The cards directly invoke the days of the year. In a standard deck of playing cards, count ace=1, jack=11, queen=12, king=13, joker=1, and all of the other cards at face value. Without the jokers, the rest of the cards total 364. If we add in a joker (for April Fool's Day), we get 365. Add in the other joker (for Leap Day) and we get 366.
Discard the jokers and count the cards. There's 52, corresponding to the weeks in a year.
There are 12 face cards, corresponding to the 12 months of the year.
There are four suits, with 13 cards each. Each of the four seasons of the year has 13 weeks.
Within each suit, there are 13 ranks, corresponding to the months in the lunar year.

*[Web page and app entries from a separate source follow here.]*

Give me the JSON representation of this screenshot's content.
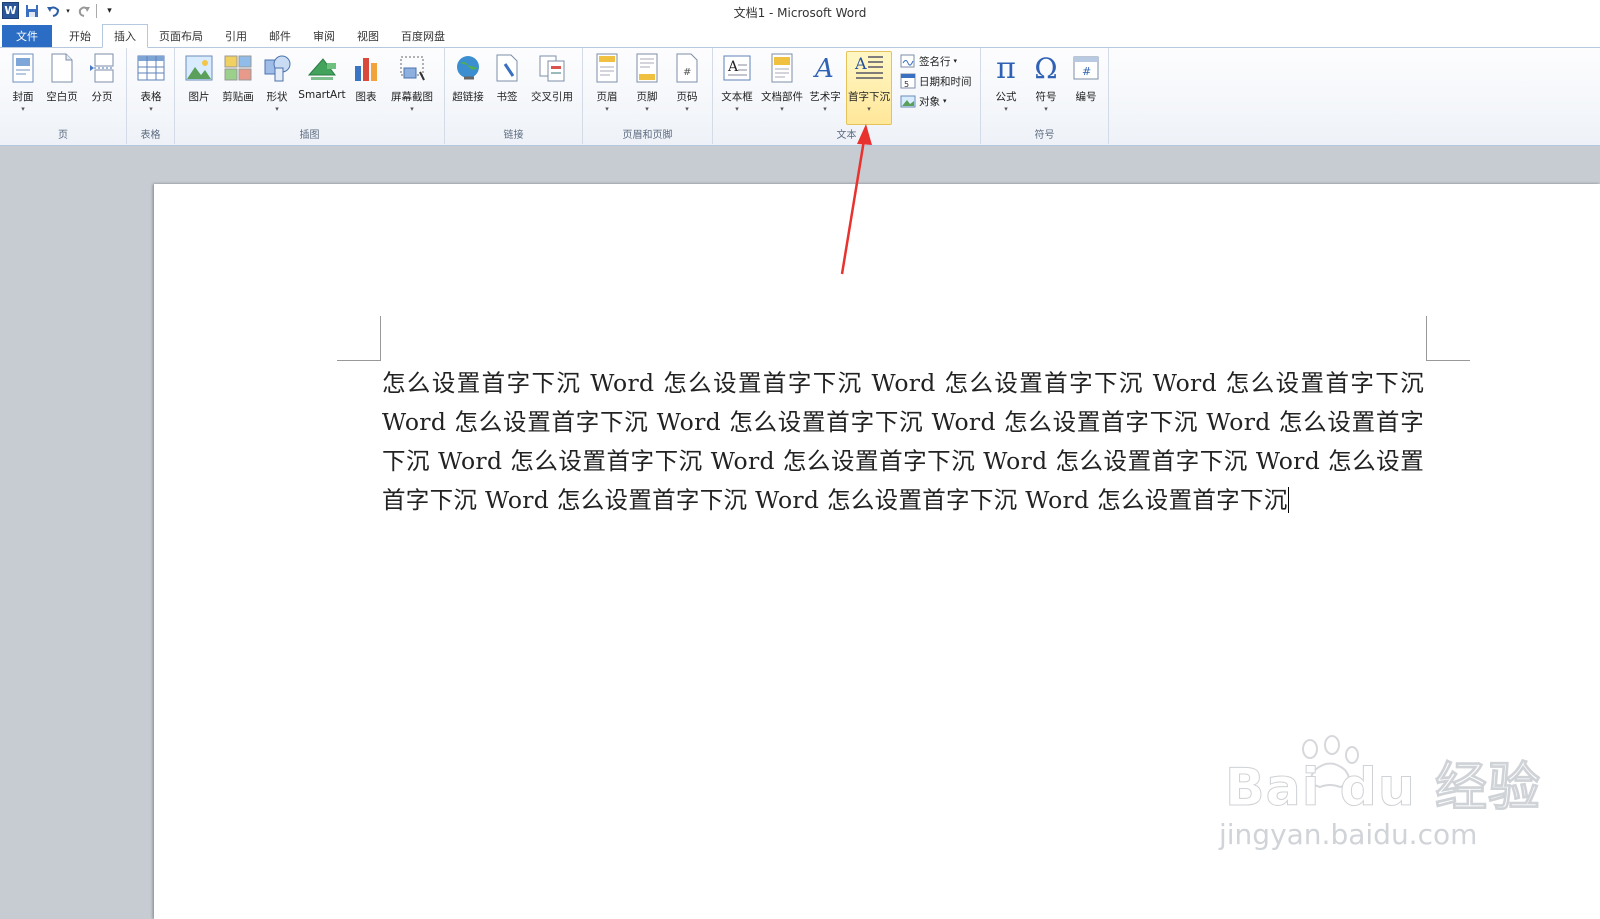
{
  "window": {
    "title": "文档1 - Microsoft Word"
  },
  "qat": {
    "logo": "W"
  },
  "tabs": [
    {
      "label": "文件"
    },
    {
      "label": "开始"
    },
    {
      "label": "插入"
    },
    {
      "label": "页面布局"
    },
    {
      "label": "引用"
    },
    {
      "label": "邮件"
    },
    {
      "label": "审阅"
    },
    {
      "label": "视图"
    },
    {
      "label": "百度网盘"
    }
  ],
  "ribbon": {
    "groups": {
      "page": "页",
      "table": "表格",
      "illustrations": "插图",
      "links": "链接",
      "header_footer": "页眉和页脚",
      "text": "文本",
      "symbols": "符号"
    },
    "buttons": {
      "cover": "封面",
      "blank_page": "空白页",
      "page_break": "分页",
      "table": "表格",
      "picture": "图片",
      "clipart": "剪贴画",
      "shapes": "形状",
      "smartart": "SmartArt",
      "chart": "图表",
      "screenshot": "屏幕截图",
      "hyperlink": "超链接",
      "bookmark": "书签",
      "cross_ref": "交叉引用",
      "header": "页眉",
      "footer": "页脚",
      "page_number": "页码",
      "textbox": "文本框",
      "quick_parts": "文档部件",
      "wordart": "艺术字",
      "dropcap": "首字下沉",
      "signature_line": "签名行",
      "date_time": "日期和时间",
      "object": "对象",
      "equation": "公式",
      "symbol": "符号",
      "number": "编号"
    }
  },
  "document": {
    "text": "怎么设置首字下沉 Word 怎么设置首字下沉 Word 怎么设置首字下沉 Word 怎么设置首字下沉 Word 怎么设置首字下沉 Word 怎么设置首字下沉 Word 怎么设置首字下沉 Word 怎么设置首字下沉 Word 怎么设置首字下沉 Word 怎么设置首字下沉 Word 怎么设置首字下沉 Word 怎么设置首字下沉 Word 怎么设置首字下沉 Word 怎么设置首字下沉 Word 怎么设置首字下沉"
  },
  "watermark": {
    "main": "Bai du 经验",
    "sub": "jingyan.baidu.com"
  },
  "colors": {
    "file_tab": "#2b6cc4",
    "highlight": "#ffe79a",
    "arrow": "#e8322e",
    "doc_bg": "#c7ccd3"
  }
}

According to this source, Dmitri Mendeleev, creator of the Periodic Table of Elements, came up with the idea for the organization of the table as he laid out a tableaux of cards on a table while playing solitaire.
The only reason that the ace of spades gets a big, fancy design is because British royalty used to charge a special tax on cards, being a leisurely commodity. To show that the duty had been paid, a clerk would stamp one card in the deck. Because of the way cards were sorted and packaged, the top card just happened to be the ace of spades. Hence the expression "Duty ace".
Bonus buck: See my old open-source Flash card-shuffler here, though it's not much to look at. The link to my blog post includes an explanation and source code download for developers interested in using it for their own games.